Little did you know that it’s no longer the supply and demand for companies, houses, office buildings, natural gas or wheat that sets prices. More likely it’s the supply and demand for the futures, swaps and other derivative instruments linked to those things.Now, as a result of financialization, prices are not so tied to real supply and demand for things, so we see new levels of inflation in food and real estate prices. This is particularly distressing for those living on low incomes in the US and in the developing world. The DC area is experiencing this too. This graph shows the increase in consumer prices in the Washington-Baltimore area since 2001 (Bureau of Labor Statistics data):
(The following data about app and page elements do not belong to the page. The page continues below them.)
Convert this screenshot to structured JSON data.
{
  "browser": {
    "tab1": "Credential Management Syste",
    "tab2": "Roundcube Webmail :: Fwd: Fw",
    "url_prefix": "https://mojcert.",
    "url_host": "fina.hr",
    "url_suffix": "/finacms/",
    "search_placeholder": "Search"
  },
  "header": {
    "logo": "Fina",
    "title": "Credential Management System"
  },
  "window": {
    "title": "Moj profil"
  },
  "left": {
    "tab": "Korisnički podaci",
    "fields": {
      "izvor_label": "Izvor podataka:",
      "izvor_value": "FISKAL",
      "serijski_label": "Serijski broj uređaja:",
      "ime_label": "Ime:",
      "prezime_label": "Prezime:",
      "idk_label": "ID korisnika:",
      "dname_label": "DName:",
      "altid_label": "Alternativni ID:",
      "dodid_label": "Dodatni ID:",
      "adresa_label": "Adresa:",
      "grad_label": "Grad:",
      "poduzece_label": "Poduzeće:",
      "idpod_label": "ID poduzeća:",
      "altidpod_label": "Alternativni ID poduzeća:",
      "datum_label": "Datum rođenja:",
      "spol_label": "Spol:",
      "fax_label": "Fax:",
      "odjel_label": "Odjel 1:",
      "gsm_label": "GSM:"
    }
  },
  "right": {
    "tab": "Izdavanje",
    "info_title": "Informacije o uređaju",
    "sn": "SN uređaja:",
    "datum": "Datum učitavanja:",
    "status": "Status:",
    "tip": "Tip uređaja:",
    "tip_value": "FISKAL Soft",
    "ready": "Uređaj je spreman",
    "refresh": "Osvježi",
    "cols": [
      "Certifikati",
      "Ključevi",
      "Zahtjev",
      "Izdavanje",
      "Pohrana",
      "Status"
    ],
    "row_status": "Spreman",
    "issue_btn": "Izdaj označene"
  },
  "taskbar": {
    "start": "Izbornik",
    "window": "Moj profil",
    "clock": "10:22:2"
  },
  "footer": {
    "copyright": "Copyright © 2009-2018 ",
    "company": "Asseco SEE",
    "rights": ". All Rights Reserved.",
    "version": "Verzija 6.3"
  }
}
Financialization does not seem to be going away. How will those living in poverty deal with increasing prices? What will happen to those who have lost their jobs and their housing? Or could financialization go away? Would supply and demand for things themselves reappear? Would investment in the production of things expand? Since so many pension funds invest in finance, what would happen to pension funds? What might replace financialization?